What is a Casino?


A casino is a gambling establishment that accepts bets on various games of chance and provides a variety of other entertainment services. Its primary income source is the levy of a percentage of bets placed by patrons, called a rake. In addition to the rake, casinos also earn money by offering complimentary drinks and cigarettes. Casinos are located in a wide range of places around the world, including some countries where gambling is illegal.

Gambling has been a part of human culture for millennia. It began with primitive dice, moved to the table games of backgammon and chess in ancient Egypt, and was eventually embraced in modern times by card games like poker and blackjack. Unlike lottery tickets and Internet gambling, casino gambling involves social interaction with other players. Its environment is designed to encourage excitement and energy, with noise and bright lighting. Many casinos have waiters circulating with alcohol and snacks, and some even have themed music.

The best casinos are known for their luxuries, entertainment options, and top-notch hotels and spas. The famous Bellagio in Las Vegas is one such casino, but there are many others that have become renowned for their elegance. The elegant spa town of Baden-Baden, Germany, for example, first became a playground for European royalty and aristocracy 150 years ago, and it is still regarded as one of the most beautiful casinos in the world.

Among the most popular casino games are blackjack, poker, and roulette. In fact, the casino industry was largely founded on the invention of roulette by mathematician and all-around genius Blaise Pascal in 1655. Whether you’re looking for the thrill of winning big or simply want to try your luck, the best casinos will provide you with everything you need to have a fun night out.

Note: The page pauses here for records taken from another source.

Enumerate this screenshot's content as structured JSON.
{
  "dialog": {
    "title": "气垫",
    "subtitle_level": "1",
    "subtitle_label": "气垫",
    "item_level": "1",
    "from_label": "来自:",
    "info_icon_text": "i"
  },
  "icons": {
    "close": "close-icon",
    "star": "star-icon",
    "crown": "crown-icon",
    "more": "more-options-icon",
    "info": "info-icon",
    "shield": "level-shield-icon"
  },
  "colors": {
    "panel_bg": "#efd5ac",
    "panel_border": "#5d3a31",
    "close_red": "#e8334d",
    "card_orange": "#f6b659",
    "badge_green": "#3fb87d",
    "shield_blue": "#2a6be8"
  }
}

A casino’s profitability is based on its ability to attract and keep high-spending patrons, who are the best bettors. Because of this, most casinos offer generous comps and discounts to lure gamblers in. These may include free show tickets, hotel rooms, food and beverages, or discounted transportation. In addition, many casinos offer specialized rooms where they focus their efforts on high-stakes gamblers who spend much more than the average player.

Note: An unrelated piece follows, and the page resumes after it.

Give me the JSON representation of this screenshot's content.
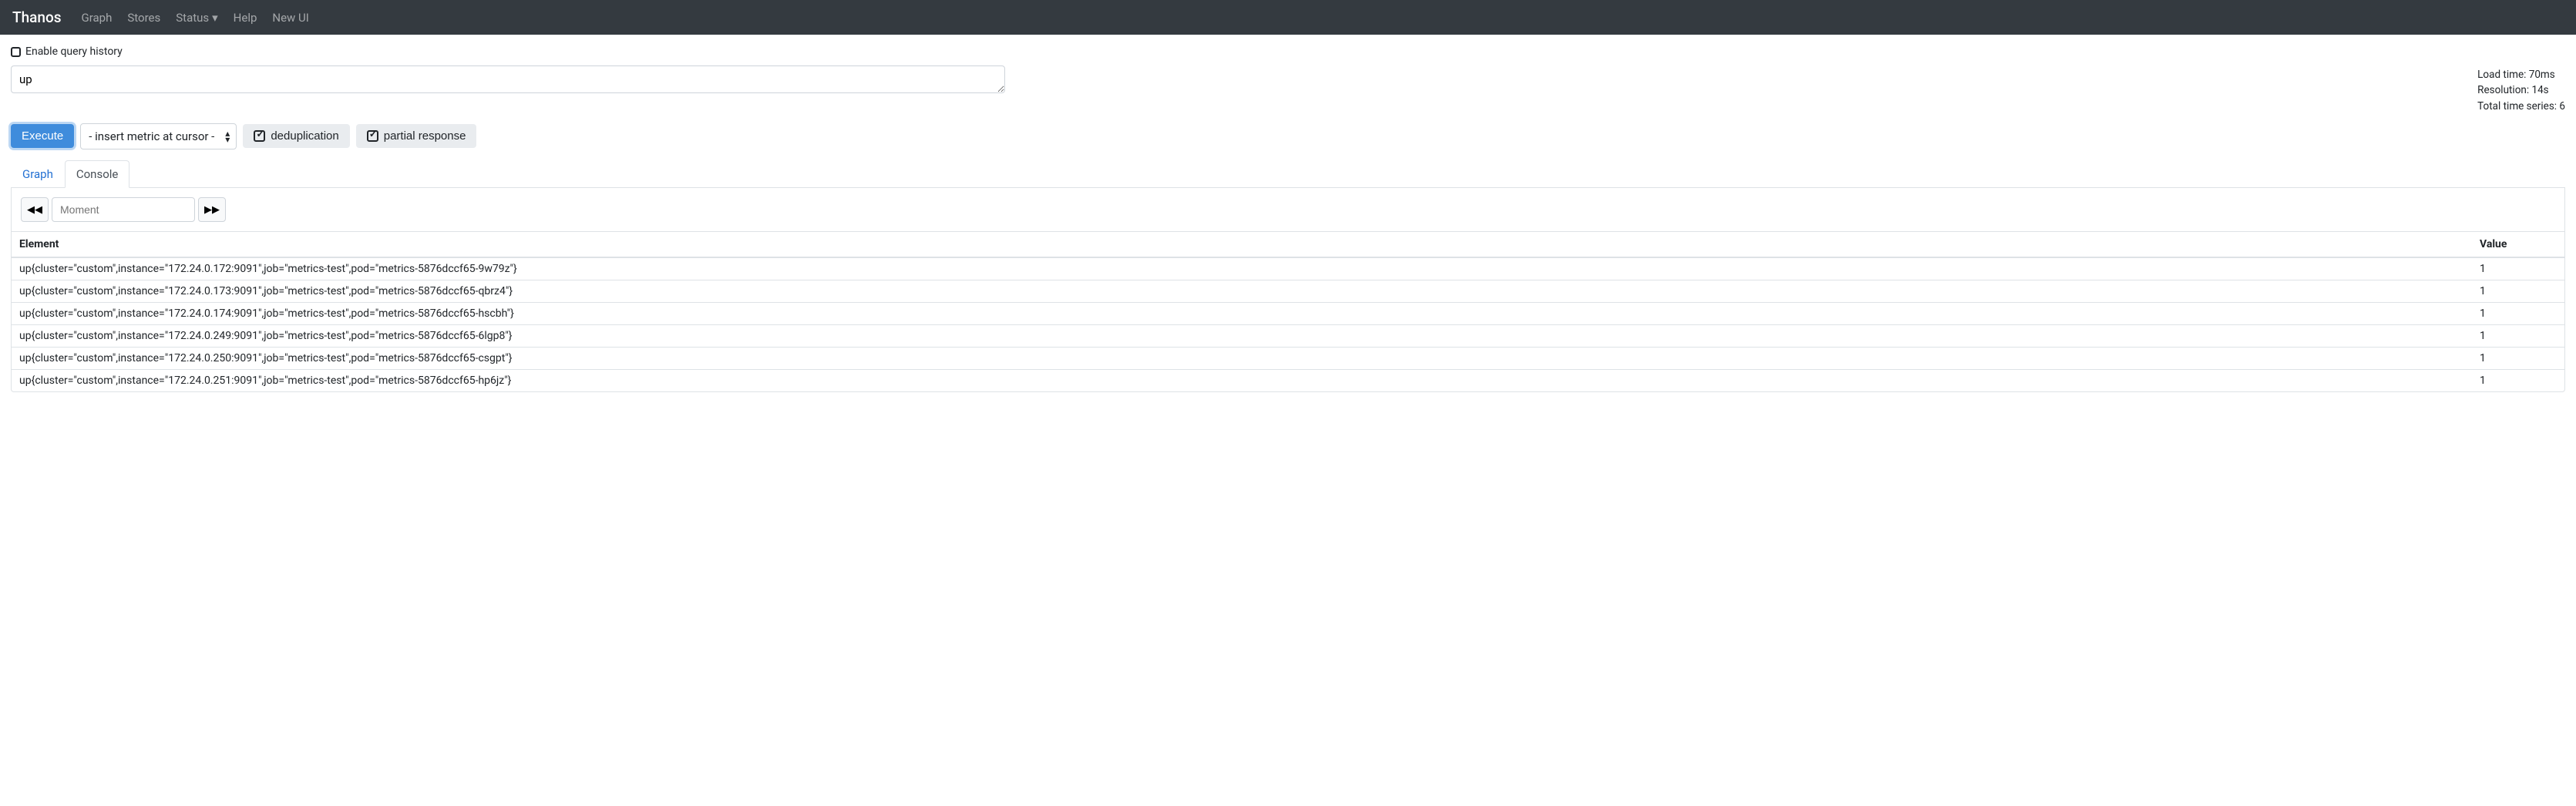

The typical casino patron is a forty-six-year-old female from a household with an above-average income. This demographic is most likely to have children and a spouse. They may also have a good amount of vacation time and disposable income. Casinos are also focusing their attention on millennials, who are increasingly frequent visitors to gambling establishments. They are a group that is more likely to make repeat visits and to play higher-stakes games. As a result, they are driving a significant portion of the growth in casino revenues. However, the casino industry is facing stiff competition from online gaming and mobile gaming, which are increasingly becoming popular. As a result, it is important for casino operators to invest in customer service and innovation.